This thing totally rocks. It has a stylus (fake pen) that you use to write or tap on the lower screen, and information is on the upper screen. For a lot of the games you turn it sideways, like a book. The handwriting recognition is fabulous. There are only a few letters that I write funny, so it doesn't always get them at first. I also picked up this awesome program called Personal Trainer: Cooking. It's got a ton of recipes and spells out with pictures how to put things together. And the voice recognition allows you to use it to cook without having to touch it (if your hands or sticky, or you're busy chopping or something.) It's pretty darn cool. Technology is amazing. And now, I can say, "I have a DS!" See, Nintendo, I could be a spokesperson for you guys, too. Call me!


The Big Hole!

What are you talking about? you ask.
I am talking about this:

During the recent flooding, there were (I think) pumper trucks or some such thing working out in this area next to my house. I assumed there was just too much water  and they were trying to get it out of a drain or something. Gosh, I sound intelligent. I should be a plumber.

Then earlier this week, I came home to a closed off street and this:

I finally got out in the daylight yesterday to get some close ups of how big this thing really is. I am assuming a pipe broke maybe?
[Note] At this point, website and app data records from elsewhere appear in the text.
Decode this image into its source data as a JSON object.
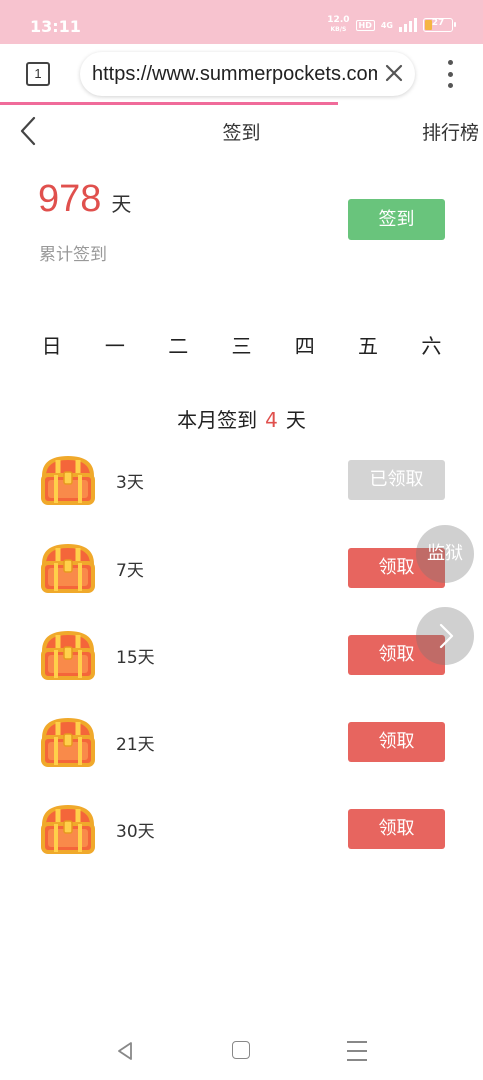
{
  "status_bar": {
    "time": "13:11",
    "net_speed_value": "12.0",
    "net_speed_unit": "KB/S",
    "hd_badge": "HD",
    "signal_label": "4G",
    "battery_level": "27"
  },
  "browser": {
    "tab_count": "1",
    "url": "https://www.summerpockets.com"
  },
  "header": {
    "title": "签到",
    "rank_link": "排行榜"
  },
  "summary": {
    "total_days": "978",
    "total_unit": "天",
    "total_label": "累计签到",
    "signin_button": "签到"
  },
  "weekdays": [
    "日",
    "一",
    "二",
    "三",
    "四",
    "五",
    "六"
  ],
  "month": {
    "prefix": "本月签到",
    "count": "4",
    "suffix": "天"
  },
  "rewards": [
    {
      "days": "3天",
      "button": "已领取",
      "claimed": true
    },
    {
      "days": "7天",
      "button": "领取",
      "claimed": false
    },
    {
      "days": "15天",
      "button": "领取",
      "claimed": false
    },
    {
      "days": "21天",
      "button": "领取",
      "claimed": false
    },
    {
      "days": "30天",
      "button": "领取",
      "claimed": false
    }
  ],
  "floating": {
    "jail_label": "监狱"
  },
  "colors": {
    "accent_red": "#e0504d",
    "signin_green": "#69c47c",
    "claim_red": "#e7655f",
    "claimed_gray": "#d4d4d4",
    "status_pink": "#f7c3cf"
  },
  "icons": {
    "back": "chevron-left-icon",
    "clear": "close-icon",
    "menu": "more-vertical-icon",
    "chest": "treasure-chest-icon",
    "next": "chevron-right-icon"
  }
}
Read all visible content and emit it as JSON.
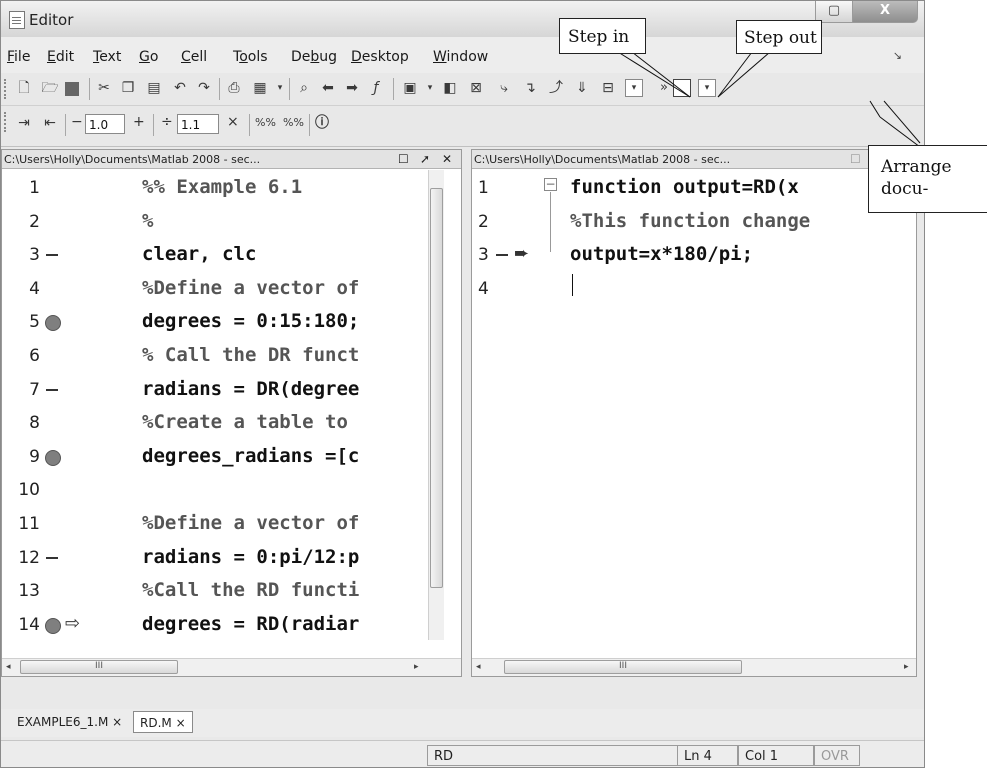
{
  "window": {
    "title": "Editor",
    "close_label": "X",
    "max_label": "▢"
  },
  "menus": [
    "File",
    "Edit",
    "Text",
    "Go",
    "Cell",
    "Tools",
    "Debug",
    "Desktop",
    "Window"
  ],
  "menu_mnemonics": [
    "F",
    "E",
    "T",
    "G",
    "C",
    "o",
    "b",
    "D",
    "W"
  ],
  "toolbar2": {
    "minus": "−",
    "value1": "1.0",
    "plus": "+",
    "divide": "÷",
    "value2": "1.1",
    "times": "×"
  },
  "left_pane": {
    "title": "C:\\Users\\Holly\\Documents\\Matlab 2008 - sec...",
    "lines": [
      {
        "n": "1",
        "marker": "",
        "code": "%% Example 6.1",
        "comment": true
      },
      {
        "n": "2",
        "marker": "",
        "code": "%",
        "comment": true
      },
      {
        "n": "3",
        "marker": "dash",
        "code": "clear, clc",
        "comment": false
      },
      {
        "n": "4",
        "marker": "",
        "code": "%Define a vector of",
        "comment": true
      },
      {
        "n": "5",
        "marker": "bp",
        "code": "degrees = 0:15:180;",
        "comment": false
      },
      {
        "n": "6",
        "marker": "",
        "code": "% Call the DR funct",
        "comment": true
      },
      {
        "n": "7",
        "marker": "dash",
        "code": "radians = DR(degree",
        "comment": false
      },
      {
        "n": "8",
        "marker": "",
        "code": "%Create a table to",
        "comment": true
      },
      {
        "n": "9",
        "marker": "bp",
        "code": "degrees_radians =[c",
        "comment": false
      },
      {
        "n": "10",
        "marker": "",
        "code": "",
        "comment": false
      },
      {
        "n": "11",
        "marker": "",
        "code": "%Define a vector of",
        "comment": true
      },
      {
        "n": "12",
        "marker": "dash",
        "code": "radians = 0:pi/12:p",
        "comment": false
      },
      {
        "n": "13",
        "marker": "",
        "code": "%Call the RD functi",
        "comment": true
      },
      {
        "n": "14",
        "marker": "bp-arrow",
        "code": "degrees = RD(radiar",
        "comment": false
      }
    ]
  },
  "right_pane": {
    "title": "C:\\Users\\Holly\\Documents\\Matlab 2008 - sec...",
    "lines": [
      {
        "n": "1",
        "code": "function output=RD(x",
        "comment": false
      },
      {
        "n": "2",
        "code": "%This function change",
        "comment": true
      },
      {
        "n": "3",
        "code": "output=x*180/pi;",
        "comment": false
      },
      {
        "n": "4",
        "code": "",
        "comment": false
      }
    ]
  },
  "scroll_marker": "III",
  "doc_tabs": [
    {
      "label": "EXAMPLE6_1.M",
      "active": false
    },
    {
      "label": "RD.M",
      "active": true
    }
  ],
  "status": {
    "function": "RD",
    "ln": "Ln  4",
    "col": "Col  1",
    "ovr": "OVR"
  },
  "callouts": {
    "step_in": "Step in",
    "step_out": "Step out",
    "arrange_line1": "Arrange",
    "arrange_line2": "docu-"
  }
}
I had to get a little too close for comfort on that last one. See how the pavement is broken off? Weird.

It isn't too big a deal. We just have to park on a different part of the street. Except...on Monday I started wondering, Hmmm, I wonder if they'll be done by Friday. Garbage Day. This thing is directly in front of our back alley, which is where they do recycling and garbage pick up. Guess whose trash is still sitting out behind the house? Yep. That would be ours. And it's not that they CAN'T get to the trash. They would have to drive the garbage truck backwards to get out of the alley again. Which is probably not very easy. But I think they just saw the barrier and didn't even try to get through. So I am a little annoyed about that.

If this thing isn't fixed by next week, I'm going to leave a very nice note stuck to the Caterpillar there, asking them if they might fill up the hole with all the trash we are accumulating.

p.s. Yes, I realize I have now broken my pledge not to post anything Long AND Boring. Only Long OR Boring. Oh, well. Too bad for you. You already read it.